Israeli Supreme Court postpones settlement demolition
This post has been corrected. See the note below for details.
JERUSALEM -- Israel's Supreme Court gave the government a two-month reprieve from its order to demolish two unoccupied residential structures in the Bet El settlement that encroach on private Palestinian land.
The government had sought a three-month delay, arguing that it wants to review the matter and possibly formulate a new policy on how it handles the issue of unauthorized construction by Jewish settlers in the West Bank.
The government had previously acknowledged that the structures were illegal and promised to dismantle them by the end of the month.
But amid growing criticism from conservative lawmakers and settlers' groups, Israeli Prime Minister Benjamin Netanyahu had ordered the government to search for a way to prevent the demolitions of several unauthorized settlements.
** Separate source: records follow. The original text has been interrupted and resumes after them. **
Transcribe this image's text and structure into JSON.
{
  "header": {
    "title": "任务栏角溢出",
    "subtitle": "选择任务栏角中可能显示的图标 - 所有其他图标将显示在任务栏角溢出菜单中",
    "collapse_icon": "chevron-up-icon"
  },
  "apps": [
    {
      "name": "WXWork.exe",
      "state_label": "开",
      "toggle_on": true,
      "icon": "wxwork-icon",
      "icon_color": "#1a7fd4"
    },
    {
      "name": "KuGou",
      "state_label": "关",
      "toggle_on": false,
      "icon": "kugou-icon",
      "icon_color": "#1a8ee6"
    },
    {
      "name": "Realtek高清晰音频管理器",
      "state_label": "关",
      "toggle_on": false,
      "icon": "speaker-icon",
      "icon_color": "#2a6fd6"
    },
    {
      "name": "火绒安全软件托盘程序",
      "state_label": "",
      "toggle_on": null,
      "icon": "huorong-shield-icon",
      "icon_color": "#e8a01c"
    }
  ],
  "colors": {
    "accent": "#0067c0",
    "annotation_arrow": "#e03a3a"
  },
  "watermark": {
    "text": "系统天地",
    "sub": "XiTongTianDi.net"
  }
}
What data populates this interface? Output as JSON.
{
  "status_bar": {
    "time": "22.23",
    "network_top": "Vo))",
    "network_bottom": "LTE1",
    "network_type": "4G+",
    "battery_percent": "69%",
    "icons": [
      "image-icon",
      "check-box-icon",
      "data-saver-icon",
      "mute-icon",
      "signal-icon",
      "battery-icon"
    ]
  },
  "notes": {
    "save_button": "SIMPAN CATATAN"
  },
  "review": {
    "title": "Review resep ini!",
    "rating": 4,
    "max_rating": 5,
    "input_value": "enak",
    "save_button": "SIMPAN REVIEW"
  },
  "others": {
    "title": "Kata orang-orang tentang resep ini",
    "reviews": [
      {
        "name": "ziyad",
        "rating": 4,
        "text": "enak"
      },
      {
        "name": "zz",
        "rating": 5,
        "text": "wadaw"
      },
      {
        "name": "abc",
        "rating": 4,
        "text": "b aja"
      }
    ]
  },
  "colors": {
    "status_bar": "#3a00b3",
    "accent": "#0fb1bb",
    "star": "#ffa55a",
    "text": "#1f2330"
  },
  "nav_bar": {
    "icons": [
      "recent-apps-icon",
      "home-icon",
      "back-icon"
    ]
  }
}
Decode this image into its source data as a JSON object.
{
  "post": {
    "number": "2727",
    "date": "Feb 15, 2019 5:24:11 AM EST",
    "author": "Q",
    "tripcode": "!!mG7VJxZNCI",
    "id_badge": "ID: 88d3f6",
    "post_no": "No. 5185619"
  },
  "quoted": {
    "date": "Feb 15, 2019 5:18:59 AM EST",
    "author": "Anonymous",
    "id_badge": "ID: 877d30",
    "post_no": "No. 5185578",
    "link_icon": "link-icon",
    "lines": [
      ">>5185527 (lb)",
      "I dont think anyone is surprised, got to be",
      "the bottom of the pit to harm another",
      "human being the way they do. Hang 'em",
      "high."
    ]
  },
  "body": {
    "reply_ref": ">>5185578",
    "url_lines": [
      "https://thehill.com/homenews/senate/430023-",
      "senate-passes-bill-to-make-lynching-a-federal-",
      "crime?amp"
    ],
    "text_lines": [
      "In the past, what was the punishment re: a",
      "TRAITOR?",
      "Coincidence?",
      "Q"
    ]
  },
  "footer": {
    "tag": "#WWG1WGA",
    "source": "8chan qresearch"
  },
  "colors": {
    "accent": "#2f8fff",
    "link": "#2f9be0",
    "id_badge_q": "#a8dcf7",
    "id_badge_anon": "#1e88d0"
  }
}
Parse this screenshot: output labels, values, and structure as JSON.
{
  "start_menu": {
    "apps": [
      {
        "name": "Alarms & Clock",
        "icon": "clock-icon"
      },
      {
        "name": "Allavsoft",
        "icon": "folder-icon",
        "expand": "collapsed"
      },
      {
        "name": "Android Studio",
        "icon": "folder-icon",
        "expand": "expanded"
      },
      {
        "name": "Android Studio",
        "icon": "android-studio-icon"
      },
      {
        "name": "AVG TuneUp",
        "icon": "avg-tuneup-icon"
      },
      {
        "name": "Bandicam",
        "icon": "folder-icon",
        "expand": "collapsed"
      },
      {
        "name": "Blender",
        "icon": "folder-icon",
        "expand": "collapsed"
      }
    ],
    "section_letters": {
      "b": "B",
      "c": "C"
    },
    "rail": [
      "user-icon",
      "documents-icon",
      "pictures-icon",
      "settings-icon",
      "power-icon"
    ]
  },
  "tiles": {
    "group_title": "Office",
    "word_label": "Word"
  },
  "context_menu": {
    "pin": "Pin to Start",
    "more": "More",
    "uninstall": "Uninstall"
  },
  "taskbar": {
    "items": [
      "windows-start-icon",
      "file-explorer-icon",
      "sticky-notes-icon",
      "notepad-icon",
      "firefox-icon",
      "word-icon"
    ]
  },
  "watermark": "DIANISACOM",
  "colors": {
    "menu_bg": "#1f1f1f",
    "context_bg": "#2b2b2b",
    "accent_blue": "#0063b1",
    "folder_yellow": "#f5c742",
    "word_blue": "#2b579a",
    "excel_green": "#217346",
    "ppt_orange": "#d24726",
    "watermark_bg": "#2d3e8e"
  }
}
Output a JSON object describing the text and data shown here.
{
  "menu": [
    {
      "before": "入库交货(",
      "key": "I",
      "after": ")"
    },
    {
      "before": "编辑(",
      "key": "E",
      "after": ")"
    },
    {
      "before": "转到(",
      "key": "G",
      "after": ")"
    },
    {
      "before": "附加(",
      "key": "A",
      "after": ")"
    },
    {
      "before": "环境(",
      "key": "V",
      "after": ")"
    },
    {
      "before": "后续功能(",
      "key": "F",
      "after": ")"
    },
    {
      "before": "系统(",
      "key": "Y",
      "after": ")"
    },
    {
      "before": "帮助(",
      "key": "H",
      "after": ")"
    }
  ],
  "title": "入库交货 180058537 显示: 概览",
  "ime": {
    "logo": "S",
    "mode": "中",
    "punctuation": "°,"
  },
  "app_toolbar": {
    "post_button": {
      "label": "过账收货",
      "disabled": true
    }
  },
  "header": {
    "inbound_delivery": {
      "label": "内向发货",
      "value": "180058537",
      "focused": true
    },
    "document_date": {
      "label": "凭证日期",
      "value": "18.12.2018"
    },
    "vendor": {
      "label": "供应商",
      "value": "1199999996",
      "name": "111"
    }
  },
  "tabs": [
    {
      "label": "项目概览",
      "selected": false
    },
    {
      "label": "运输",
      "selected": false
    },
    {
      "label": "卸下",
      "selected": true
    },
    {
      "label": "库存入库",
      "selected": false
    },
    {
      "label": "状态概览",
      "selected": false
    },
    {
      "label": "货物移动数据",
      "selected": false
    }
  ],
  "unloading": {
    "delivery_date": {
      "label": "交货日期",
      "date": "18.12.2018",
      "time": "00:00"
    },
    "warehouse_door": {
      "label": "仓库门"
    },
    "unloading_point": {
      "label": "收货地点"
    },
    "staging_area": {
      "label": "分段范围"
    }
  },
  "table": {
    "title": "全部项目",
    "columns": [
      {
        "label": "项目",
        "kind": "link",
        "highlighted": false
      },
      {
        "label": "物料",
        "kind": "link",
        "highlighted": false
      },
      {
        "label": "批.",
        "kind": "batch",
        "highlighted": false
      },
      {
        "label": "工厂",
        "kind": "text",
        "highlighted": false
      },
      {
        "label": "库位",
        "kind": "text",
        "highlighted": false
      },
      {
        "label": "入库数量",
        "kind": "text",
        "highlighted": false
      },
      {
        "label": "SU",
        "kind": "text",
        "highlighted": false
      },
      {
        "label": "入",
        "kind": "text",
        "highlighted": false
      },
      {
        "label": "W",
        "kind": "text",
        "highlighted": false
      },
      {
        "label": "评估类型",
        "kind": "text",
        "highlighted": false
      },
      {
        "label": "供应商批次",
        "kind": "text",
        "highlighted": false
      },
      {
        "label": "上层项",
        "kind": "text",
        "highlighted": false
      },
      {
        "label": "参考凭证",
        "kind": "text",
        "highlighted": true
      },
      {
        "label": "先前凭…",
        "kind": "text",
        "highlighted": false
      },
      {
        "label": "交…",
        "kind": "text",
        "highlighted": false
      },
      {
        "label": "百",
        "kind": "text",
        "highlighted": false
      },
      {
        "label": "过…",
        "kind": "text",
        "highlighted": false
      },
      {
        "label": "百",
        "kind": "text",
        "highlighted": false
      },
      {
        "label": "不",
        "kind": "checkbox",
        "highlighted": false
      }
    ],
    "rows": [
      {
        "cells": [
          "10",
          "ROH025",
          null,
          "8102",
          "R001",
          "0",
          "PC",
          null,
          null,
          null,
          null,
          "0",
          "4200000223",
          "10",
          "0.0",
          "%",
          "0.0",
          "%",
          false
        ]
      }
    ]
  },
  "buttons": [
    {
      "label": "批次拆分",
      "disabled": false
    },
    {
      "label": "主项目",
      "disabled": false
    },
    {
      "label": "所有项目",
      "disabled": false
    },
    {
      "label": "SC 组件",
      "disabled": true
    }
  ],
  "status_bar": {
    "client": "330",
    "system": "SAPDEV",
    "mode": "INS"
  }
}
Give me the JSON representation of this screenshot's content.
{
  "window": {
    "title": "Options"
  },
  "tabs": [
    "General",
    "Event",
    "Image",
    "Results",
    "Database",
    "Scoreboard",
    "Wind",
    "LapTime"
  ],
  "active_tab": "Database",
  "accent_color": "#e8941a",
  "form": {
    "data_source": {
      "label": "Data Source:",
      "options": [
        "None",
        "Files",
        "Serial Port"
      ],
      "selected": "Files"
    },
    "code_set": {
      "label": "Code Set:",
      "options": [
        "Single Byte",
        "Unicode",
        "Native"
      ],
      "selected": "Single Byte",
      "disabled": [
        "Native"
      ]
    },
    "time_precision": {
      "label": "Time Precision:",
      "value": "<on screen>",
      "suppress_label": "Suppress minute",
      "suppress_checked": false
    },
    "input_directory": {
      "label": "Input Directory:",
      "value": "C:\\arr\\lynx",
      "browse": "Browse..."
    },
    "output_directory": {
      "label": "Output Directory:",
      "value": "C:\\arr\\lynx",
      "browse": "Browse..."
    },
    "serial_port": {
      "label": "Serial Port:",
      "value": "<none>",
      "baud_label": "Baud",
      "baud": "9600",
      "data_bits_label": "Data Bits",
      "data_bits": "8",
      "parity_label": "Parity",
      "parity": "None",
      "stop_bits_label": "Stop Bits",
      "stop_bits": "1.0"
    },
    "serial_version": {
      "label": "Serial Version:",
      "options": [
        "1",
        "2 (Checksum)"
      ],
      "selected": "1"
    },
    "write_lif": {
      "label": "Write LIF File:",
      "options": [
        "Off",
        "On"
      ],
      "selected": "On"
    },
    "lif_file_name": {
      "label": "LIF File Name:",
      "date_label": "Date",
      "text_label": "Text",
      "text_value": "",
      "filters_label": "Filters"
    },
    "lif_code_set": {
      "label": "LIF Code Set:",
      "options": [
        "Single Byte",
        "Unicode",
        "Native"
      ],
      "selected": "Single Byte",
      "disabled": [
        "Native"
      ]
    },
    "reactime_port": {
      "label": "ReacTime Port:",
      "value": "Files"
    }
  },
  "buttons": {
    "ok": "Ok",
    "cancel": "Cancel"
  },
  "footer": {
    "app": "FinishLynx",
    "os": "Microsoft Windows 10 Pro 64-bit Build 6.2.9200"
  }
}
Though the international community views all Jewish settlements in the West Bank as illegal, Israel makes a distinction between those it has authorized and those, known as outposts, which settlers have built without government permission.
Representatives of the disputed land's Palestinian owners criticized the government for fighting to save buildings that it previously promised to dismantle.
"To help settlers steal Palestinian land, the government is willing to crush even the most fundamental values upon which Israeli society is built," said attorney Michael Sfard of Yesh Din, an Israeli human rights group.
The two buildings are not far from the disputed outpost of Givat Haulpana, which is also near the Bet El settlement and is slated for demolition May 1. The court has not said whether it will grant a similar delay to the evacuation of five buildings in Givat Haulpana, as the government requested last week.
[For the Record, 7:25 a.m. April 30: An earlier version of this post stated that the court's ruling applied to the Givat Haulpana outpost. It does not.]
-- Edmund Sanders